(Entries from a dataset of interfaces)
◆ ◆ ◆ ◆ ◆ ◆ ◆

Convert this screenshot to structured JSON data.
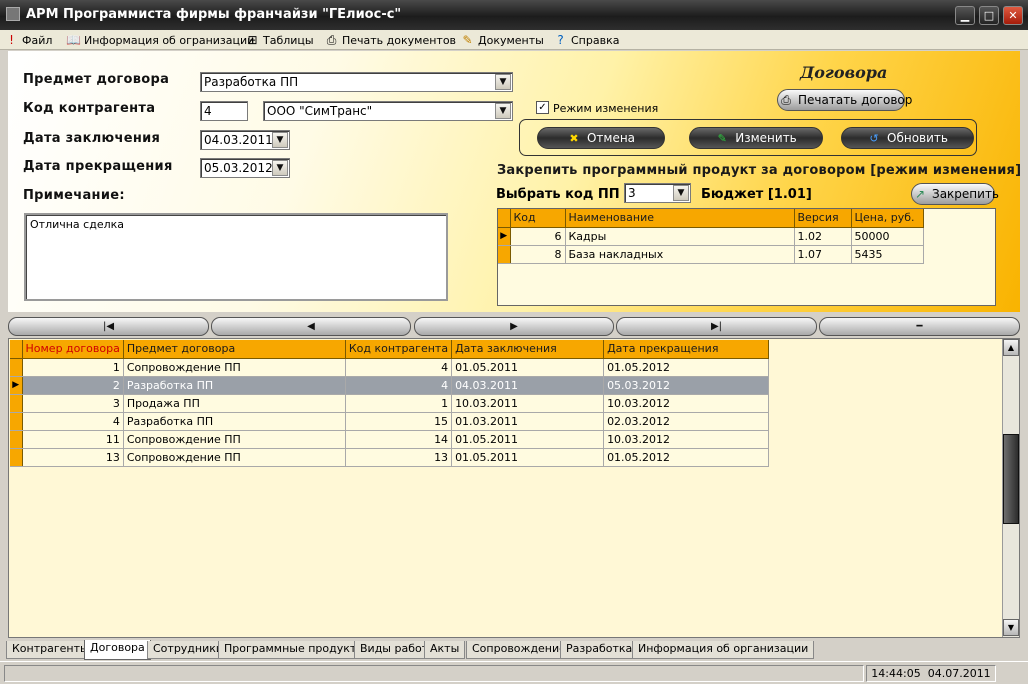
{
  "window": {
    "title": "АРМ Программиста фирмы франчайзи \"ГЕлиос-с\"",
    "min": "▁",
    "max": "□",
    "close": "✕"
  },
  "menu": [
    {
      "label": "Файл",
      "icon": "!"
    },
    {
      "label": "Информация об огранизации",
      "icon": "📖"
    },
    {
      "label": "Таблицы",
      "icon": "⊞"
    },
    {
      "label": "Печать документов",
      "icon": "⎙"
    },
    {
      "label": "Документы",
      "icon": "✎"
    },
    {
      "label": "Справка",
      "icon": "?"
    }
  ],
  "form": {
    "subject_label": "Предмет договора",
    "subject_value": "Разработка ПП",
    "contractor_label": "Код контрагента",
    "contractor_code": "4",
    "contractor_name": "ООО \"СимТранс\"",
    "start_label": "Дата заключения",
    "start_value": "04.03.2011",
    "end_label": "Дата прекращения",
    "end_value": "05.03.2012",
    "note_label": "Примечание:",
    "note_value": "Отлична сделка"
  },
  "header": {
    "title": "Договора",
    "print_button": "Печатать договор",
    "edit_mode_label": "Режим изменения",
    "edit_mode_checked": true,
    "cancel_button": "Отмена",
    "change_button": "Изменить",
    "refresh_button": "Обновить"
  },
  "attach": {
    "heading": "Закрепить программный продукт за договором [режим изменения]",
    "code_label": "Выбрать код ПП",
    "code_value": "3",
    "budget_label": "Бюджет [1.01]",
    "attach_button": "Закрепить",
    "columns": [
      "Код",
      "Наименование",
      "Версия",
      "Цена, руб."
    ],
    "rows": [
      [
        "6",
        "Кадры",
        "1.02",
        "50000"
      ],
      [
        "8",
        "База накладных",
        "1.07",
        "5435"
      ]
    ]
  },
  "nav": {
    "first": "|◀",
    "prev": "◀",
    "next": "▶",
    "last": "▶|",
    "delete": "━"
  },
  "contracts": {
    "columns": [
      "Номер договора",
      "Предмет договора",
      "Код контрагента",
      "Дата заключения",
      "Дата прекращения"
    ],
    "rows": [
      [
        "1",
        "Сопровождение ПП",
        "4",
        "01.05.2011",
        "01.05.2012"
      ],
      [
        "2",
        "Разработка ПП",
        "4",
        "04.03.2011",
        "05.03.2012"
      ],
      [
        "3",
        "Продажа ПП",
        "1",
        "10.03.2011",
        "10.03.2012"
      ],
      [
        "4",
        "Разработка ПП",
        "15",
        "01.03.2011",
        "02.03.2012"
      ],
      [
        "11",
        "Сопровождение ПП",
        "14",
        "01.05.2011",
        "10.03.2012"
      ],
      [
        "13",
        "Сопровождение ПП",
        "13",
        "01.05.2011",
        "01.05.2012"
      ]
    ],
    "selected_row": 1
  },
  "tabs": [
    "Контрагенты",
    "Договора",
    "Сотрудники",
    "Программные продукты",
    "Виды работ",
    "Акты",
    "Сопровождение",
    "Разработка",
    "Информация об организации"
  ],
  "active_tab": 1,
  "status": {
    "time": "14:44:05",
    "date": "04.07.2011"
  },
  "colors": {
    "grid_header": "#f7a700",
    "selection": "#9aa0a8",
    "grid_bg": "#fffbe0"
  }
}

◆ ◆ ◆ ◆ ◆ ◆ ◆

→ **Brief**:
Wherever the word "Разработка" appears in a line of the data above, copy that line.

→ **Exercise answer**:
    "subject_value": "Разработка ПП",
        "Разработка ПП",
        "Разработка ПП",
    "Разработка",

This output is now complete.